> Your goal
Which lines in the entries below contain the string "screenshot"? Show each of them in full.

> Data for review
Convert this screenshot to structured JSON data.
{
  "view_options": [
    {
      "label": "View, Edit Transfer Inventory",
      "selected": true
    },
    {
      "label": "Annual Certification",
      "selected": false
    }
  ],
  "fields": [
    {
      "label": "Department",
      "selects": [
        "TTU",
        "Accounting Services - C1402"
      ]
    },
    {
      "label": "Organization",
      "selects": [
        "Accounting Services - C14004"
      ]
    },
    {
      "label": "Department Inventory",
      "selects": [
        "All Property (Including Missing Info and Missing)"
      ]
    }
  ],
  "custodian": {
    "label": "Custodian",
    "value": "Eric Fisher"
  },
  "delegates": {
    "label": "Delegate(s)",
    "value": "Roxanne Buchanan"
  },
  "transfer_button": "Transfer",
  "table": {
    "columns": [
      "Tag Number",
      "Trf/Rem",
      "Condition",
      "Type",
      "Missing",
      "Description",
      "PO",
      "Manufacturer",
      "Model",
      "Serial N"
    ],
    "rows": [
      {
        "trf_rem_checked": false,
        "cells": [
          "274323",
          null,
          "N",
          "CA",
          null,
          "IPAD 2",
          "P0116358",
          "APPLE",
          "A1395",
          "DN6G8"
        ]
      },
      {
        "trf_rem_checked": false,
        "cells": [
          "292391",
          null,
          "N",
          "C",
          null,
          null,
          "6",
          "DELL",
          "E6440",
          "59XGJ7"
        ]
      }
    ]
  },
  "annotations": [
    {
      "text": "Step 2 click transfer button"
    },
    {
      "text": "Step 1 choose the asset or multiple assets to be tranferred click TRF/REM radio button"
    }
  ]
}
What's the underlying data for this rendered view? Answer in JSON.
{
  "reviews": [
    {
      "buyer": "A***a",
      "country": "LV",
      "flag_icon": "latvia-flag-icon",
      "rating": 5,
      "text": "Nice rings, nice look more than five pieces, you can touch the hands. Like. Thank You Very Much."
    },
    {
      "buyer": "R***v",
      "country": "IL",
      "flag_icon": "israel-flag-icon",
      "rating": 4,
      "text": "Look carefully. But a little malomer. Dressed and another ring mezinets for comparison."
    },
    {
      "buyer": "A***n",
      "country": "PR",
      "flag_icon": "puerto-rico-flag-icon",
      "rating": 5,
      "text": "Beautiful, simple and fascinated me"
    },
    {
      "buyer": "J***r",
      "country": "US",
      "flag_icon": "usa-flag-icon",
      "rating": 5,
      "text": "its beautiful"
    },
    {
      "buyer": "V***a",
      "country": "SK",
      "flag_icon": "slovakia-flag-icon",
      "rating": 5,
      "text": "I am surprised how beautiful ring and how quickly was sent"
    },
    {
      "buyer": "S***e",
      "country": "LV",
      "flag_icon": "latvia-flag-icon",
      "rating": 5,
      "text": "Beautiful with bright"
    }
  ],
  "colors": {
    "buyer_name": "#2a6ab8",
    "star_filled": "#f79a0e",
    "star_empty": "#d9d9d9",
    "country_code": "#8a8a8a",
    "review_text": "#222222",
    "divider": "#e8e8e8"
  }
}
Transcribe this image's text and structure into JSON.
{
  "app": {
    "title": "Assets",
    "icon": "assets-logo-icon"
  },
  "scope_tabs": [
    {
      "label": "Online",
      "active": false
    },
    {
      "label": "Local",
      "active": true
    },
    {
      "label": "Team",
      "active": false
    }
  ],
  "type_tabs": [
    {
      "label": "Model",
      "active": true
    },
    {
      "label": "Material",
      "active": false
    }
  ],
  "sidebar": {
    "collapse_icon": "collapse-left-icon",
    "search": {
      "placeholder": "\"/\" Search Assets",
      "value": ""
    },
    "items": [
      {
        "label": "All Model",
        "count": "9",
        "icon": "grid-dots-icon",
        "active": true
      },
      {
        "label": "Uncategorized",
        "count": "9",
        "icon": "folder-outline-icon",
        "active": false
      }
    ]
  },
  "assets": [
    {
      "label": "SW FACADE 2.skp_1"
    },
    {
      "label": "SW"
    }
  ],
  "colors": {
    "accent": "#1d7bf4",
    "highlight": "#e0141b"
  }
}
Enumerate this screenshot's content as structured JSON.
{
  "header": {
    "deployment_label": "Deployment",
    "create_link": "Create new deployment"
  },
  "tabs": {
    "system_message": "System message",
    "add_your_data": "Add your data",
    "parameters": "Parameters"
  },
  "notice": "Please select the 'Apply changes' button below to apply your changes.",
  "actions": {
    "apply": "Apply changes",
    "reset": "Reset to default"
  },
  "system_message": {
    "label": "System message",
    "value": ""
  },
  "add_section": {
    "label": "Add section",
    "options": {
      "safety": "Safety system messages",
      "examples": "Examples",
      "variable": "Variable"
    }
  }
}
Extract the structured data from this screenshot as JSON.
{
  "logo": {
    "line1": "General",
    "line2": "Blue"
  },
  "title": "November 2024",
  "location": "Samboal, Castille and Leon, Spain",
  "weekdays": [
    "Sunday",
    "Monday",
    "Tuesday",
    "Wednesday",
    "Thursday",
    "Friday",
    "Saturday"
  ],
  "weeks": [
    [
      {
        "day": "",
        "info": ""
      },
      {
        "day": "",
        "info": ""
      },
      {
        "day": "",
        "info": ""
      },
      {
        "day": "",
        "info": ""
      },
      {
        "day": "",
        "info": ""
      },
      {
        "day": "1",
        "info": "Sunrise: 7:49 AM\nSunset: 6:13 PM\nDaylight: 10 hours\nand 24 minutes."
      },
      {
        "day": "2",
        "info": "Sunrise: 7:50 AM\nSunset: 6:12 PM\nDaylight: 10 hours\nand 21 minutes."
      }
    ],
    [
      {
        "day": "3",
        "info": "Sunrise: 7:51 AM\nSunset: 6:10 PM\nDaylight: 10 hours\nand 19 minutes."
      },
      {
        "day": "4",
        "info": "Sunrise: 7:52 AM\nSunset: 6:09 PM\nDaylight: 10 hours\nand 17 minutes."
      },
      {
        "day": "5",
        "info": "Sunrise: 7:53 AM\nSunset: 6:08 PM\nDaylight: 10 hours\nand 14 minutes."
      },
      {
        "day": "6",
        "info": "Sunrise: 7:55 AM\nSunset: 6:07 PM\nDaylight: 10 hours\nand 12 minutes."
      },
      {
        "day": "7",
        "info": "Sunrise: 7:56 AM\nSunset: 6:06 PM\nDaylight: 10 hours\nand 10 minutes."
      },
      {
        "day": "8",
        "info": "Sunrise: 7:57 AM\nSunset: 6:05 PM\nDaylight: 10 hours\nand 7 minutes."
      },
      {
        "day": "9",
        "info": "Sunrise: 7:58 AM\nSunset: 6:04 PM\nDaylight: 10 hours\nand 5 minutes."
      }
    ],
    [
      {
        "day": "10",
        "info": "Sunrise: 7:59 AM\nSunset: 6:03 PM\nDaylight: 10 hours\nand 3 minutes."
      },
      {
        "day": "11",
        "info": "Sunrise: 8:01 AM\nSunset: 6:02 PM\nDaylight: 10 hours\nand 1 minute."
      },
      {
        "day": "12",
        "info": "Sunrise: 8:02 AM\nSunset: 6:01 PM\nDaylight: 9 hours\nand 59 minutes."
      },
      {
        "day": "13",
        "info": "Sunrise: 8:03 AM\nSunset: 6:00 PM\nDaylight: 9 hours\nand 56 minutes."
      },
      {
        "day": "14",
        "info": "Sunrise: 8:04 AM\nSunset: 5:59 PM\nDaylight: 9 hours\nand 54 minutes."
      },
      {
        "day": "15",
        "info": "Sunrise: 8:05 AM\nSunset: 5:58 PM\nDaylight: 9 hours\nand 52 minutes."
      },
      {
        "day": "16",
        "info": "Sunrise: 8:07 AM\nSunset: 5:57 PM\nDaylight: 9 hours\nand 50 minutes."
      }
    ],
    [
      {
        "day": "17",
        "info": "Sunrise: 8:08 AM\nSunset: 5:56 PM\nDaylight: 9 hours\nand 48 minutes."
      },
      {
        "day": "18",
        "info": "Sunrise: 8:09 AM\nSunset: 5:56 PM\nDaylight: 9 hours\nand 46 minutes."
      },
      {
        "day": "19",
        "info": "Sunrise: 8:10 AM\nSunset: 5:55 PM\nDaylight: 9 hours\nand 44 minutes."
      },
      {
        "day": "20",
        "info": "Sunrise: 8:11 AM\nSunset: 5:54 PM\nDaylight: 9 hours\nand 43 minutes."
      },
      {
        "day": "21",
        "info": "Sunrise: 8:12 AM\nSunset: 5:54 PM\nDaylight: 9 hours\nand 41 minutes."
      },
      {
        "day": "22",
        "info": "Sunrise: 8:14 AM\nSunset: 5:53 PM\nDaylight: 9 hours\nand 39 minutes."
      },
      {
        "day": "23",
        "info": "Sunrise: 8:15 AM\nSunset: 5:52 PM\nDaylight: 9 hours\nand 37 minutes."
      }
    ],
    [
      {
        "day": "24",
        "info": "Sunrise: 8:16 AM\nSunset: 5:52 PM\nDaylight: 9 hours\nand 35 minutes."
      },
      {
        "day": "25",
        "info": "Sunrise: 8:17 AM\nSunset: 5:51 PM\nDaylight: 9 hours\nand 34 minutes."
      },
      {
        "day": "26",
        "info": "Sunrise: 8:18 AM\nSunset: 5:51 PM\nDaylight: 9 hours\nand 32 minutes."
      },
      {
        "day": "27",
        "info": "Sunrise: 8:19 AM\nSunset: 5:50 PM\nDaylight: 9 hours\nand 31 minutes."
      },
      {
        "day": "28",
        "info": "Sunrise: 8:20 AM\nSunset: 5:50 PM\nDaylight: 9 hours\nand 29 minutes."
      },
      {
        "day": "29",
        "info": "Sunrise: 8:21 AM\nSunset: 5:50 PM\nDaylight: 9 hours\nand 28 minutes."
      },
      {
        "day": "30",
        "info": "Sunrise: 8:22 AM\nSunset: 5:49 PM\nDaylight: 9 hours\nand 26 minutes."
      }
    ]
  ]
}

> Answer space
Convert this screenshot to structured JSON data.
Enumerate this screenshot's content as structured JSON.
Extract the structured data from this screenshot as JSON.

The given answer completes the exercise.